Finally, in 1992, Solomon, Admore and Longo looked into how advertisers could maximize on their model investment further, offering the Beauty Match Up hypothesis that suggested that certain types of beauty were more effective at selling certain types of products. The hypothesis was built on the idea that there are multiple kinds of attractiveness. For example, one woman can be “cute”, another “sexy”, and a third “elegant”. What they found was that there were optimal match-ups between beauty types and products, and that basically the attractiveness-type needed to match the brand’s identity. For example, Cosmopolitan magazine frequently runs articles about sex, and they often employ sex-kitten type models. The model attractiveness-type reinforces the brand’s message, so it’s a good fit (Solomon, Admore & Longo, 1992).
Likewise, a brand can shape the public’s perception of them by using a certain type of attractiveness. For example, advertisements for the Mazda Miata used models that were described as “California looking” while Chrysler used models that were more like the “approachable girl next door”.
But are we really that shallow? Do we really only buy products from attractive people?
In 2001, Amanda Bower and Stacy Landreth challenged the idea that we only want the most attractive people on earth selling us our products. They felt that the main flaw in the slew of research a few decades ago was that they only compared supermodels to ugly people. But what about us normal folk? Doesn’t anyone want to buy what we’re selling?
To answer that question, the researchers put together a study to investigate whether highly attractive models (HAMs) sell products better than just normally attractive models (NAMs).
First, the researchers employed judges to separate beauty products into problem-solving products, such as zit-concealer and acne wash, and enhancement products, such as lipstick and jewelry. Next, the judges found full page ads featuring models that they designated as either “normally attractive” or “highly attractive”. The NAMs were all drawn from ads that used real-people makeovers, meaning they were just normal people who received professional hair and makeup styling. HAMs were professional models.
What the researchers found was that consumers trusted the HAMs more when it came to the enhancement products, but that both types of models were trusted equally when it came to problem-solving products (Bower & Landreth, 2001).
So, the bottom line is that we recognize different kinds of beauty, like to buy our products when the beautiful person selling it looks like they accurately represent the brand, but would slum it with a normal looking woman to buy our zit cream.
Bower, Amanda B. & Landreth, Stacy. (Spring 2001). Is Beauty Best? Highly Versus Normally Attractive Models in Advertising. Journal of Advertising, XXX (1), 1-13.

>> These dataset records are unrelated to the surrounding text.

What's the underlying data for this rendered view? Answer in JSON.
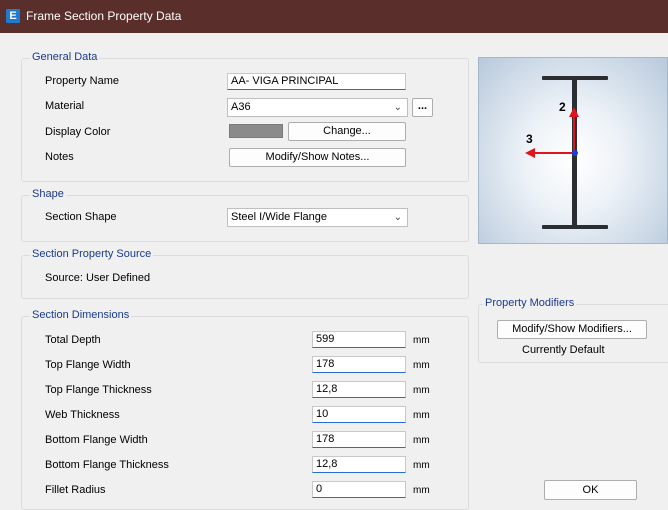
{
  "window": {
    "app_icon_letter": "E",
    "title": "Frame Section Property Data"
  },
  "general_data": {
    "legend": "General Data",
    "property_name_label": "Property Name",
    "property_name_value": "AA- VIGA PRINCIPAL",
    "material_label": "Material",
    "material_value": "A36",
    "material_browse_label": "...",
    "display_color_label": "Display Color",
    "display_color_value": "#8a8a8a",
    "change_button_label": "Change...",
    "notes_label": "Notes",
    "notes_button_label": "Modify/Show Notes..."
  },
  "shape": {
    "legend": "Shape",
    "section_shape_label": "Section Shape",
    "section_shape_value": "Steel I/Wide Flange"
  },
  "source": {
    "legend": "Section Property Source",
    "text": "Source:  User Defined"
  },
  "dimensions": {
    "legend": "Section Dimensions",
    "rows": [
      {
        "label": "Total Depth",
        "value": "599",
        "unit": "mm"
      },
      {
        "label": "Top Flange Width",
        "value": "178",
        "unit": "mm"
      },
      {
        "label": "Top Flange Thickness",
        "value": "12,8",
        "unit": "mm"
      },
      {
        "label": "Web Thickness",
        "value": "10",
        "unit": "mm"
      },
      {
        "label": "Bottom Flange Width",
        "value": "178",
        "unit": "mm"
      },
      {
        "label": "Bottom Flange Thickness",
        "value": "12,8",
        "unit": "mm"
      },
      {
        "label": "Fillet Radius",
        "value": "0",
        "unit": "mm"
      }
    ]
  },
  "preview": {
    "axis_2_label": "2",
    "axis_3_label": "3",
    "axis_color": "#e0141c",
    "section_color": "#2a2e33"
  },
  "modifiers": {
    "legend": "Property Modifiers",
    "button_label": "Modify/Show Modifiers...",
    "status": "Currently Default"
  },
  "ok_button_label": "OK"
}
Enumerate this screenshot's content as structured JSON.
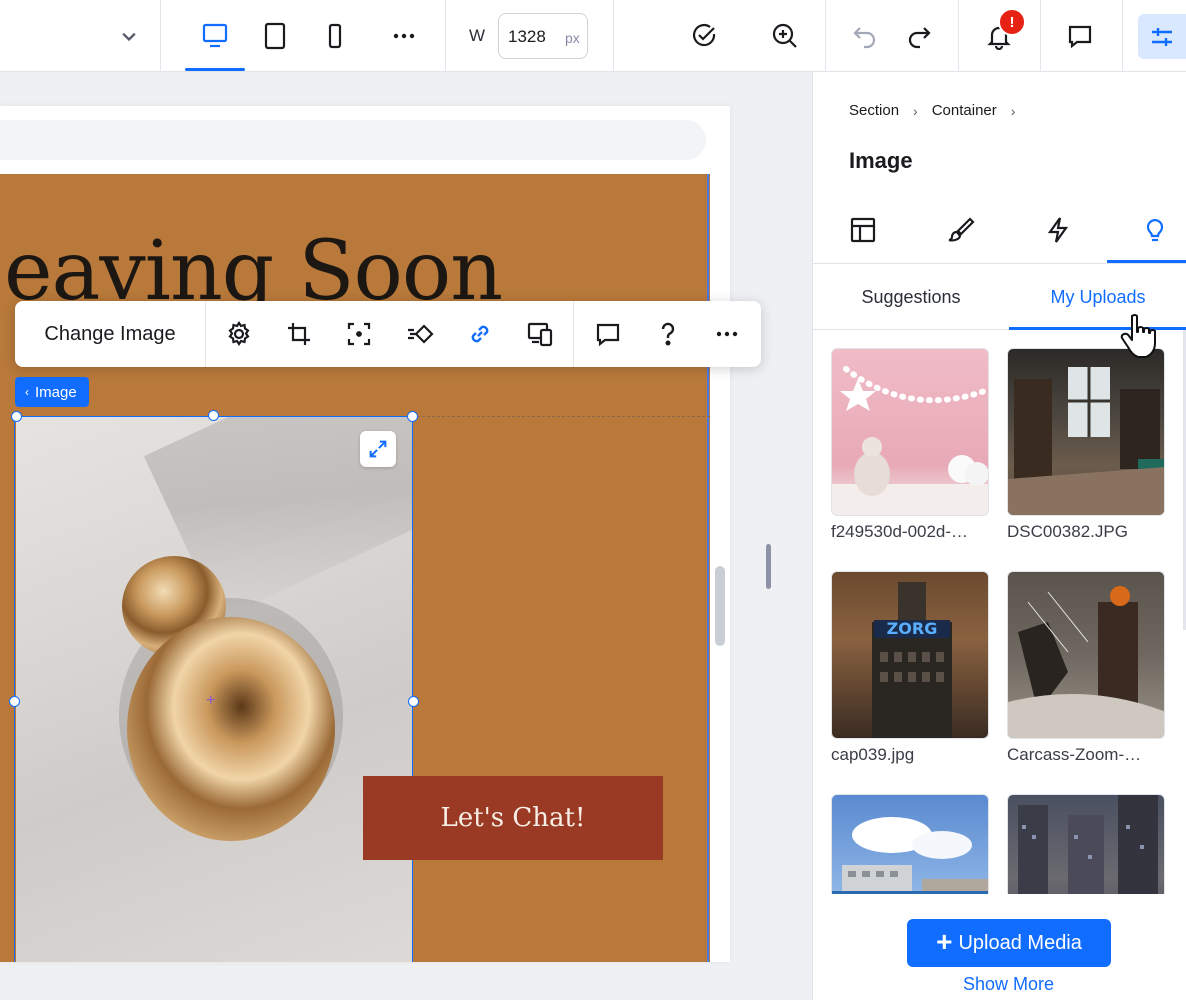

Solomon, Michael R., Asmore, Richard D., & Longo, Laura C. (1992). The Beauty Match-Up Hypothesis: Congruence Between Types of Beauty and Product Images in Advertising. Journal of Advertising, XXI (4), 23-34.